January 1, 2019

Since Nauru is such a small country, today the plan was to walk all the way around the perimeter of the island.

A family rides their bikes on the ring road

We had a late start, due to the celebrations last night, and didn’t depart the hotel until around noon. The highlight of breakfast was that there was a cereal other than corn flakes. In a small country that isn’t used to hosting tourists, you hang on to every thrill.

The group split, some heading straight to the harbor we went to on the first night. I was in the other group that hopped in a bus to the bank to draw out cash. With all of us at the hotel consistently drawing out cash, the ATM at the hotel was completely dry, and required us to go elsewhere to get money. This was told to us by the guides before coming in country, since ATMs are few and far between, so while it was inconvenient, it was also expected.

Our group then drove to the harbor just as the first group finished swimming and headed to the lunch restaurant. At first I was hesitant to jump in the water, because I didn’t want to hold up the group, but as Alistair noted, if we were to judge based on the dining situation yesterday for lunch, we would definitely have time to swim and eat without holding up the group.

the bay in the day

So, Justin, Calvin, Alistair and I jumped in the water. The cultural norm is to swim pretty fully clothed, as I was accustomed to in Vanuatu. This time, I brought my leggings and jumped in the water with leggings and a shirt. Calvin stood off to the side on the boat ramp, revealing that he doesn’t know how to tread water, and something about sinking due to muscle mass and blah blah blah.

We hopped out, very ungracefully, as there is no easy way. Justin and Calvin crawl out on the ramp, which is slimy from moss growth. Calvin comments that he looks like a sea monster. I try getting out on the steps, which are also slimy but at least have some metal rings for docking boats that give some sort of grip.

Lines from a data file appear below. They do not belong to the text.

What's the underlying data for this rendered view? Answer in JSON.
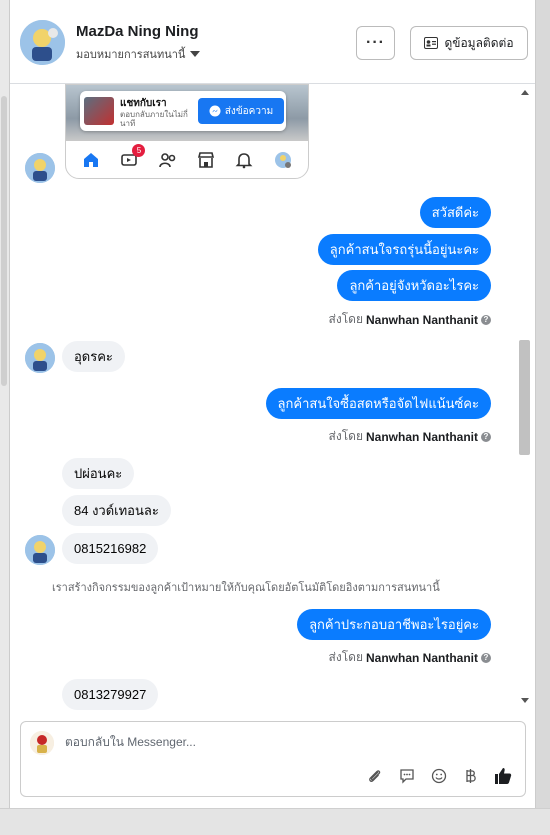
{
  "header": {
    "name": "MazDa Ning Ning",
    "assign_label": "มอบหมายการสนทนานี้",
    "more_label": "···",
    "contact_button": "ดูข้อมูลติดต่อ"
  },
  "preview_card": {
    "chat_title": "แชทกับเรา",
    "chat_sub": "ตอบกลับภายในไม่กี่นาที",
    "send_button": "ส่งข้อความ",
    "notification_count": "5"
  },
  "messages": {
    "out1": "สวัสดีค่ะ",
    "out2": "ลูกค้าสนใจรถรุ่นนี้อยู่นะคะ",
    "out3": "ลูกค้าอยู่จังหวัดอะไรคะ",
    "in1": "อุดรคะ",
    "out4": "ลูกค้าสนใจซื้อสดหรือจัดไฟแน้นซ์คะ",
    "in2": "ปผ่อนคะ",
    "in3": "84 งวด์เทอนละ",
    "in4": "0815216982",
    "system": "เราสร้างกิจกรรมของลูกค้าเป้าหมายให้กับคุณโดยอัตโนมัติโดยอิงตามการสนทนานี้",
    "out5": "ลูกค้าประกอบอาชีพอะไรอยู่คะ",
    "in5": "0813279927"
  },
  "sent_by": {
    "prefix": "ส่งโดย",
    "agent": "Nanwhan Nanthanit",
    "info": "?"
  },
  "composer": {
    "placeholder": "ตอบกลับใน Messenger..."
  },
  "colors": {
    "accent": "#0a7cff",
    "incoming_bg": "#f0f2f5",
    "badge": "#e41e3f"
  }
}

We head to the Anibare Bay Harbor restaurant, a short distance from the water. It’s a Chinese restaurant, and I get pineapple chicken and rice. Despite arriving late, my food arrives with everyone else’s. There’s a cute brown puppy wandering around outside the restaurant, where we are sitting, and he’s healthy looking. I’m so shocked to see so many stray or freely-roaming dogs here that are so healthy looking. In Vanuatu they either look thin or have mange. These are soft fluffy and fat. There’s also more variety in breeds. It’s like night and day.

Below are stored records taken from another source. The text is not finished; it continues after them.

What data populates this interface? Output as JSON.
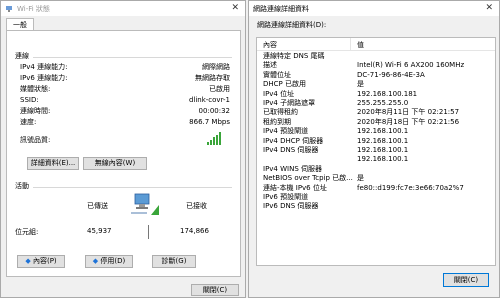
{
  "status_window": {
    "title": "Wi-Fi 狀態",
    "tab": "一般",
    "connection_heading": "連線",
    "rows": [
      {
        "label": "IPv4 連線能力:",
        "value": "網際網路"
      },
      {
        "label": "IPv6 連線能力:",
        "value": "無網路存取"
      },
      {
        "label": "媒體狀態:",
        "value": "已啟用"
      },
      {
        "label": "SSID:",
        "value": "dlink-covr-1"
      },
      {
        "label": "連線時間:",
        "value": "00:00:32"
      },
      {
        "label": "速度:",
        "value": "866.7 Mbps"
      }
    ],
    "signal_label": "訊號品質:",
    "details_button": "詳細資料(E)...",
    "wireless_props_button": "無線內容(W)",
    "activity_heading": "活動",
    "sent_label": "已傳送",
    "received_label": "已接收",
    "bytes_label": "位元組:",
    "bytes_sent": "45,937",
    "bytes_received": "174,866",
    "properties_button": "內容(P)",
    "disable_button": "停用(D)",
    "diagnose_button": "診斷(G)",
    "close_button": "關閉(C)",
    "signal_bars": 5
  },
  "details_window": {
    "title": "網路連線詳細資料",
    "label": "網路連線詳細資料(D):",
    "col_property": "內容",
    "col_value": "值",
    "rows": [
      {
        "p": "連線特定 DNS 尾碼",
        "v": ""
      },
      {
        "p": "描述",
        "v": "Intel(R) Wi-Fi 6 AX200 160MHz"
      },
      {
        "p": "實體位址",
        "v": "DC-71-96-86-4E-3A"
      },
      {
        "p": "DHCP 已啟用",
        "v": "是"
      },
      {
        "p": "IPv4 位址",
        "v": "192.168.100.181"
      },
      {
        "p": "IPv4 子網路遮罩",
        "v": "255.255.255.0"
      },
      {
        "p": "已取得租約",
        "v": "2020年8月11日 下午 02:21:57"
      },
      {
        "p": "租約到期",
        "v": "2020年8月18日 下午 02:21:56"
      },
      {
        "p": "IPv4 預設閘道",
        "v": "192.168.100.1"
      },
      {
        "p": "IPv4 DHCP 伺服器",
        "v": "192.168.100.1"
      },
      {
        "p": "IPv4 DNS 伺服器",
        "v": "192.168.100.1"
      },
      {
        "p": "",
        "v": "192.168.100.1"
      },
      {
        "p": "IPv4 WINS 伺服器",
        "v": ""
      },
      {
        "p": "NetBIOS over Tcpip 已啟...",
        "v": "是"
      },
      {
        "p": "連結-本機 IPv6 位址",
        "v": "fe80::d199:fc7e:3e66:70a2%7"
      },
      {
        "p": "IPv6 預設閘道",
        "v": ""
      },
      {
        "p": "IPv6 DNS 伺服器",
        "v": ""
      }
    ],
    "close_button": "關閉(C)"
  },
  "colors": {
    "signal": "#3aa53a",
    "accent": "#0078d7"
  }
}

After lunch we head back to the hotel and I notice the soreness in my right foot has never fully recovered from the intensity of exploring Sydney. I decide to push through and join the group on the round island walk, which would take about five hours. However, about ten minutes in, I realize that this pain is not disappearing, and that I’d have no contingency plan of transportation should I choose to quit later on and want to return to the hotel, and I want to be able to walk on my own in the upcoming days, so it’s best that I turn back early. I later find out that I didn’t really miss out, so I am glad I didn’t over exert myself for no reason.

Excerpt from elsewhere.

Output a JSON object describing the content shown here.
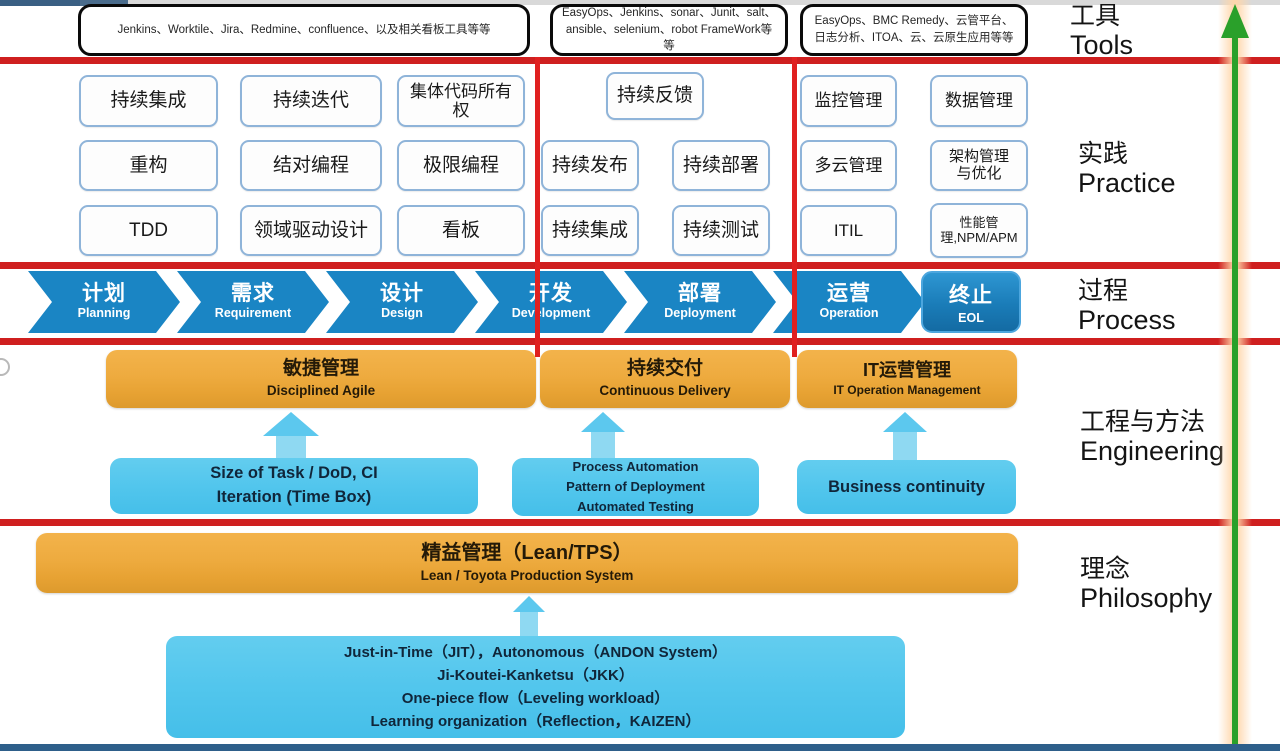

Instead, I nap. Then dinner time rolls around and we hop on a bus to some Chinese restaurant that doesn’t want to host our group of ten people, so we walk across the street to J’s, another Chinese restaurant.

We order our food, and it shockingly comes in 15 minutes, and the orders are all correct. We thought the table beside us of Nauruan cops who got their food especially quickly was getting special treatment, but nope, it was just a restaurant with efficiency. I got lemon chicken, which was much better than the questionable chicken from lunch.

We met up with the rest of the group afterwards back at the hotel and hung out for a short bit, but everyone was pretty tired and headed off to bed.

Since today was New Year’s Day, we didn’t get a chance to do anything with a local guide since most were hangover and/or unwilling to work. But tomorrow, we will go on a small hike and see the inner part of the island for the first time with a local guide.